CKBlog: Strategies

Tuesday, August 27, 2019

Don’t Let The Inverted Yield Curve Invert Your Investment Plan

by Steve Haberstroh, Partner

It’s been impossible to avoid recent headlines about the “Yield Curve Inversion” and why it means you should panic. Before you panic, let’s address the following questions: What is an Inverted Yield Curve? Does it mean a recession is coming? Should you sell your stocks now?

What is an Inverted Yield Curve?

From Bloomberg:

An inverted yield curve is an interest rate environment in which long-term debt instruments have a lower yield than short-term debt instruments of the same credit quality. This type of yield curve ... is considered to be a predictor of economic recession ... “

Under “normal” circumstances, long-term bonds tend to have higher yields than short-term bonds because a growing economy means prices should go up over time, reflecting the time value of money (also called “inflation”). So if short-term bonds yield more than long-term bonds, it suggests that investors are expecting the economy to slow, or worse, contract. If the economy contracts for two consecutive quarters, it’s called a recession. Stocks don’t like recessions.

So why all the headlines about inversions and recessions recently? As you can see from the chart below, the yield of the US government ten year bond dipped below the yield of the two year Wednesday, August 14th for the first time since 2007. The S&P 500 Index dropped by roughly 3% that day as investors feared a recession is looming.

FRED 10-Year Treasury Constant Maturity Minus 2-Year Treasury Constant Maturity

Source: St. Louis Federal Reserve

Does it mean a recession is coming?

From our 2018 Annual Review on this very question:

Without getting into the weeds, history tells us that when the yields of long-dated bond drop below the yields of short-dated bonds a recession follows. True. Sort of.

Since 1962, there have been nine such inversions. Recessions occurred after seven of those, or 78% of the time—a decent rate. But this “rule” tells us nothing about WHEN the recession might occur after the inversion nor does it say anything about the stock performance that might follow.

U.S. yield curve steepness
So the rule doesn’t always work.  And even when it does, it doesn’t tell us when recessions might occur?  Not exactly a sure-fire stock trading signal.

Why is the yield curve inverted?

It is important to review why the yield curve is negative today and whether the reasons for it differ from historical inversions. Typically a yield inversion occurs when the underlying economy is too hot indicating that demand for goods is outstripping supply and wage gains exceed inflation. These indications and others cause the Federal Reserve (Fed) to increase rates and reduce the amount of money circulating, to put the brakes on the economy. These actions by the Fed are very hard to fine tune and usually cause the economy to contract (to go into recession).

I cringe when someone says “This time is different,” but in this case, it is likely different. For starters, the Fed just reduced short-term rates by 25 basis points. Long-term rates also fell, indicating high demand for US Dollar denominated long-term debt. Rates in the US and abroad are at historically low levels with many developed country yields being negative!
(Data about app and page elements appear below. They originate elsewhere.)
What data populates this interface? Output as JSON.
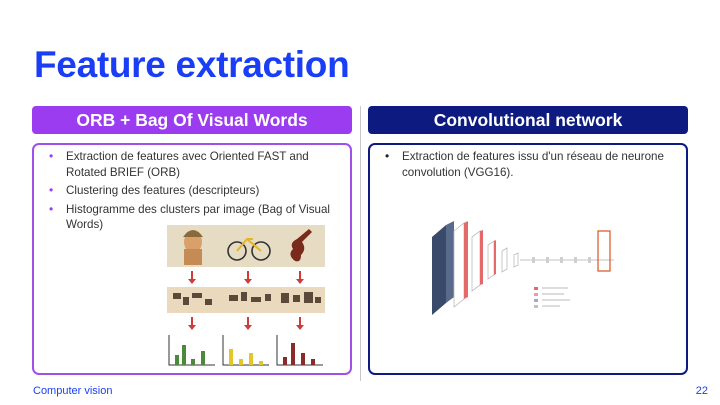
{
  "slide": {
    "title": "Feature extraction",
    "footer_left": "Computer vision",
    "page_number": "22"
  },
  "left": {
    "header": "ORB + Bag Of Visual Words",
    "bullets": [
      "Extraction de features avec Oriented FAST and Rotated BRIEF (ORB)",
      "Clustering des features (descripteurs)",
      "Histogramme des clusters par image (Bag of Visual Words)"
    ]
  },
  "right": {
    "header": "Convolutional network",
    "bullets": [
      "Extraction de features issu d'un réseau de neurone convolution (VGG16)."
    ]
  },
  "colors": {
    "title_blue": "#1a3ef5",
    "left_accent": "#9b3cf0",
    "right_accent": "#0d1a80"
  }
}
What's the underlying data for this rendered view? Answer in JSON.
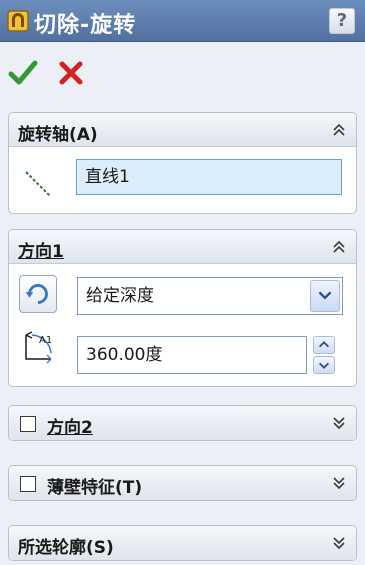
{
  "window": {
    "title": "切除-旋转",
    "help_label": "?"
  },
  "confirm": {
    "ok_icon": "green-checkmark-icon",
    "cancel_icon": "red-x-icon",
    "ok_color": "#3aa23a",
    "cancel_color": "#d42020"
  },
  "groups": {
    "axis": {
      "title": "旋转轴(A)",
      "value": "直线1",
      "expanded": true
    },
    "direction1": {
      "title": "方向1",
      "end_condition": "给定深度",
      "angle": "360.00度",
      "expanded": true
    },
    "direction2": {
      "title": "方向2",
      "checked": false,
      "expanded": false
    },
    "thin_feature": {
      "title": "薄壁特征(T)",
      "checked": false,
      "expanded": false
    },
    "selected_contours": {
      "title": "所选轮廓(S)",
      "expanded": false
    }
  }
}
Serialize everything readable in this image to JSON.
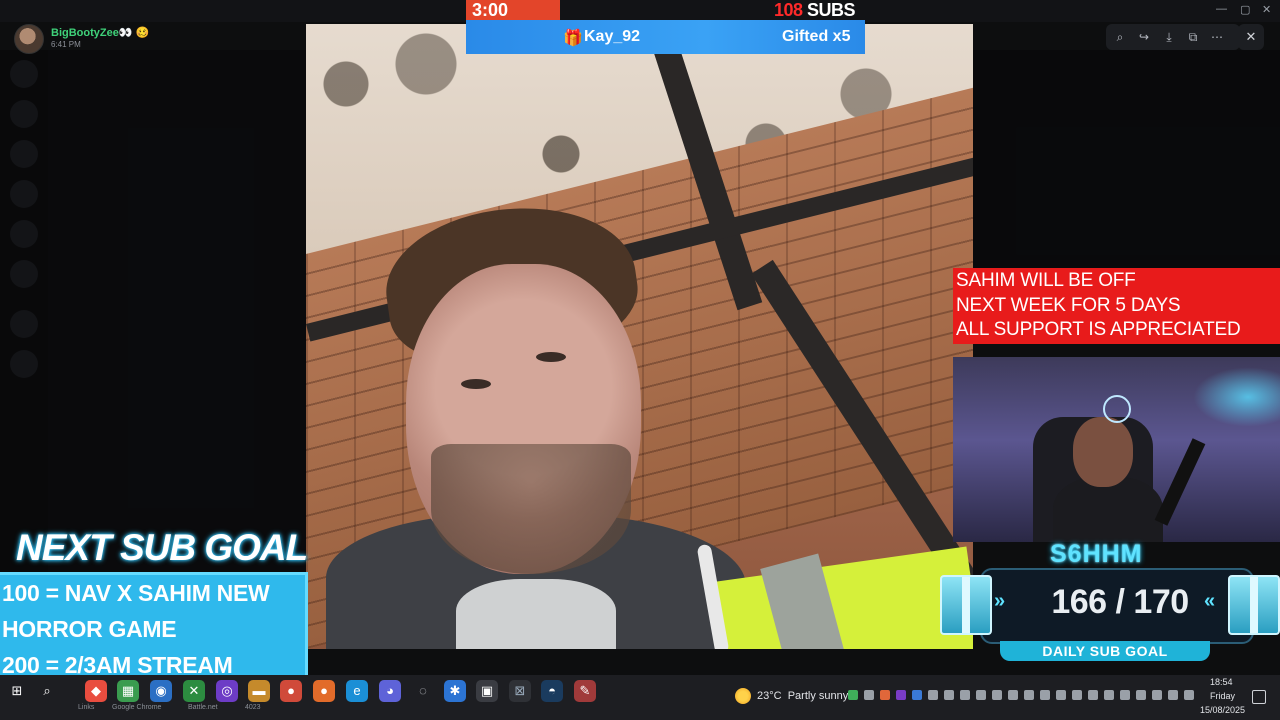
{
  "viewer": {
    "username": "BigBootyZee👀 🥴",
    "timestamp": "6:41 PM",
    "tools": [
      "zoom-icon",
      "forward-icon",
      "download-icon",
      "open-external-icon",
      "more-icon"
    ],
    "close_icon": "✕"
  },
  "stream_overlay": {
    "timer": "3:00",
    "subs_number": "108",
    "subs_suffix": " SUBS",
    "alert_user": "Kay_92",
    "alert_gift": "Gifted x5",
    "announcement": [
      "SAHIM WILL BE OFF",
      "NEXT WEEK FOR 5 DAYS",
      "ALL SUPPORT IS APPRECIATED"
    ],
    "channel_name": "S6HHM",
    "daily_goal_value": "166 / 170",
    "daily_goal_label": "DAILY SUB GOAL",
    "next_goal_title": "NEXT SUB GOAL",
    "next_goal_lines": [
      "100 = NAV X SAHIM NEW",
      "HORROR GAME",
      "200 = 2/3AM STREAM"
    ]
  },
  "taskbar": {
    "weather_temp": "23°C",
    "weather_desc": "Partly sunny",
    "time": "18:54",
    "day": "Friday",
    "date": "15/08/2025",
    "labels": [
      "Links",
      "Google Chrome",
      "Battle.net",
      "4023"
    ]
  },
  "colors": {
    "accent_cyan": "#5fe3ff",
    "alert_red": "#e81b1b",
    "goal_blue": "#2fb9ec"
  }
}
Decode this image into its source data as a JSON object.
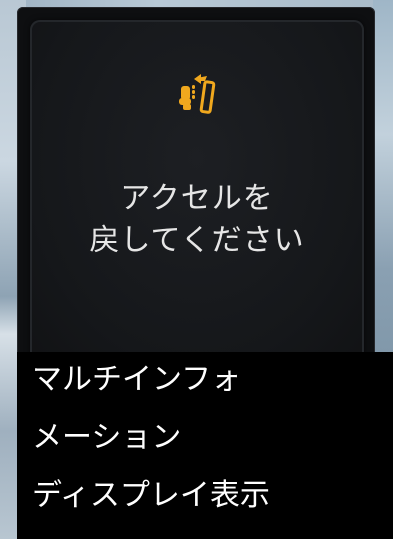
{
  "display": {
    "warning_icon": "accelerator-pedal-release-icon",
    "accent_color": "#f0a81e",
    "message_line1": "アクセルを",
    "message_line2": "戻してください"
  },
  "caption": {
    "line1": "マルチインフォ",
    "line2": "メーション",
    "line3": "ディスプレイ表示"
  }
}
Therefore it may be true that this rate inversion is not typical of the historical inversions.

Should you sell your stocks now?
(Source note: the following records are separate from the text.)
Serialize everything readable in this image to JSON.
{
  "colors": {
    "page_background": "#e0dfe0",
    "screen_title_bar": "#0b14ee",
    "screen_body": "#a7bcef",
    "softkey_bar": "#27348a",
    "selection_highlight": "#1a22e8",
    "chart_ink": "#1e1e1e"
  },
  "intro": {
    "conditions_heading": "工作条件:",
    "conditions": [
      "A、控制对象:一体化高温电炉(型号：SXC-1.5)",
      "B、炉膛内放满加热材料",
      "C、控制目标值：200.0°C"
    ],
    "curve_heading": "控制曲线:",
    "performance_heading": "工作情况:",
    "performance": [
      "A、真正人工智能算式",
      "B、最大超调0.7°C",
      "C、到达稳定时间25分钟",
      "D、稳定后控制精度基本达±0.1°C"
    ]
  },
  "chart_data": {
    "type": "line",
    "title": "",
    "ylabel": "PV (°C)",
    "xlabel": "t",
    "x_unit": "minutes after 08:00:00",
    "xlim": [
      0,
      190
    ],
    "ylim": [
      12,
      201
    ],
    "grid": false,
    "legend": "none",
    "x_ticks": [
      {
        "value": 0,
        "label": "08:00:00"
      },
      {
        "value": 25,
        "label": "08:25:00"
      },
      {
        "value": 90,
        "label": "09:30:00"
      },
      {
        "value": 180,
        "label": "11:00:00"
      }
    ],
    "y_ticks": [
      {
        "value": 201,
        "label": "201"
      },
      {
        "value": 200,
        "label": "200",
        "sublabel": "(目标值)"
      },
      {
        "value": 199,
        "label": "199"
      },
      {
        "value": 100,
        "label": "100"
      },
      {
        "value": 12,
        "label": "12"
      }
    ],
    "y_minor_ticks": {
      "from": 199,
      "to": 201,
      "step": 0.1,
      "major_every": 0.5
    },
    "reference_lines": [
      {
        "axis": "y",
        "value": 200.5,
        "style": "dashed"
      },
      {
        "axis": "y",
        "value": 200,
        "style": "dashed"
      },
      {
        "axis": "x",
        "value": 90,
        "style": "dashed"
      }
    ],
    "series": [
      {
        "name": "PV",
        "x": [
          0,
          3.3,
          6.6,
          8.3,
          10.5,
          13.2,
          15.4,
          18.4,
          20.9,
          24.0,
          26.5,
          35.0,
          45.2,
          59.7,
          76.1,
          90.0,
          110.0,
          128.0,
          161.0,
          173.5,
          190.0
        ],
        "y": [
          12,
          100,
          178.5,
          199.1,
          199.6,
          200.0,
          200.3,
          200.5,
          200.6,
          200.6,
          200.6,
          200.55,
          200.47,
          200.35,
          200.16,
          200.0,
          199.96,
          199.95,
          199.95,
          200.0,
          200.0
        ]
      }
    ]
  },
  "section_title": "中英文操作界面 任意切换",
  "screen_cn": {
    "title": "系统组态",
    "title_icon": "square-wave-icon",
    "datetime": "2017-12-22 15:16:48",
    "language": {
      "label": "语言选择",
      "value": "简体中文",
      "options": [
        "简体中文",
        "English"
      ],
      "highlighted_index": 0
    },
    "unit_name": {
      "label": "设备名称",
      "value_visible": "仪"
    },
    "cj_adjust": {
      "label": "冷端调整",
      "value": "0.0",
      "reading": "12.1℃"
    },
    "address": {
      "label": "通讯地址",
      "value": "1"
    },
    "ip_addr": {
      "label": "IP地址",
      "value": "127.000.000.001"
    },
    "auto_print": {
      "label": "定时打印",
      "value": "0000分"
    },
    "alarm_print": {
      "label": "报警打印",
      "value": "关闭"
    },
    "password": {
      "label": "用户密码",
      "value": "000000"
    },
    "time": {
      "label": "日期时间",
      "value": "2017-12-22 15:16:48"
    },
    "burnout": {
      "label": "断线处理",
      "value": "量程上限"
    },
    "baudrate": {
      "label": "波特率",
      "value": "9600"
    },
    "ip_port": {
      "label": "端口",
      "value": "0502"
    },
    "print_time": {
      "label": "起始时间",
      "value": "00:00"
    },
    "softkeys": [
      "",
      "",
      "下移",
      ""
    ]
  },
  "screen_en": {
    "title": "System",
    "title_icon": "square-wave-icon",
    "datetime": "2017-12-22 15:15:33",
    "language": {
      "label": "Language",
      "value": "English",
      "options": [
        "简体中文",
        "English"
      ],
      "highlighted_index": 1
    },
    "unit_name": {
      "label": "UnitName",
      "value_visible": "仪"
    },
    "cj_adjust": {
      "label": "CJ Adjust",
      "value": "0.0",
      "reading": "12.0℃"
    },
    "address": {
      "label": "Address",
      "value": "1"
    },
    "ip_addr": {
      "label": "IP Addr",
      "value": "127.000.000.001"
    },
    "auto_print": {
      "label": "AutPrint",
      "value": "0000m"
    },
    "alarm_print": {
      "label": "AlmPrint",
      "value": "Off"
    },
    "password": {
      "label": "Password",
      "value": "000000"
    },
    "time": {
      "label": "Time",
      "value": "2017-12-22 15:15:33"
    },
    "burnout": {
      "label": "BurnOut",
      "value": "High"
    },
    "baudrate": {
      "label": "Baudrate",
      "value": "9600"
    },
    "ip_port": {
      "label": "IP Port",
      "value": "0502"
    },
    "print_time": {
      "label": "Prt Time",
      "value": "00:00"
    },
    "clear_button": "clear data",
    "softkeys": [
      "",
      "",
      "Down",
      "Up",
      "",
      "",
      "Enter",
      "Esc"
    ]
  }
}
If a headline about something as complicated and nuanced as the “Yield Curve Inversion” causes you to sell stocks, you shouldn’t own stocks in the first place. But if most inversions result in recessions and if stocks don’t like recessions, why not sell now?

As it turns out, stocks historically have performed well following a yield curve inversion. Stocks only sold off once the recession actually arrived. Who knew? Via Ben Carlson’s, “A Wealth of Common Sense” blog:

en Carlson's,

Source: A Wealth of Common Sense - Yield Curve Inversions Aren’t Great For Stocks

Bottom Line

It is true that the yield curve just inverted. And most of the time, this signals a recession is coming. The trouble is that by definition, we won’t know we’re in a recession until after the fact. And yes, stocks don’t like recessions but if history is any guide, stocks tend to perform well up until the recession actually hits. So what is an investor to do with all of this?

If your objective is to compound wealth over decades, you will need to hold stocks ... for decades. And yes, even during recessions. So unless your crystal ball tells us the recession is here and it knows when it will end, I wouldn’t let a yield curve inversion cause your investment strategy to invert.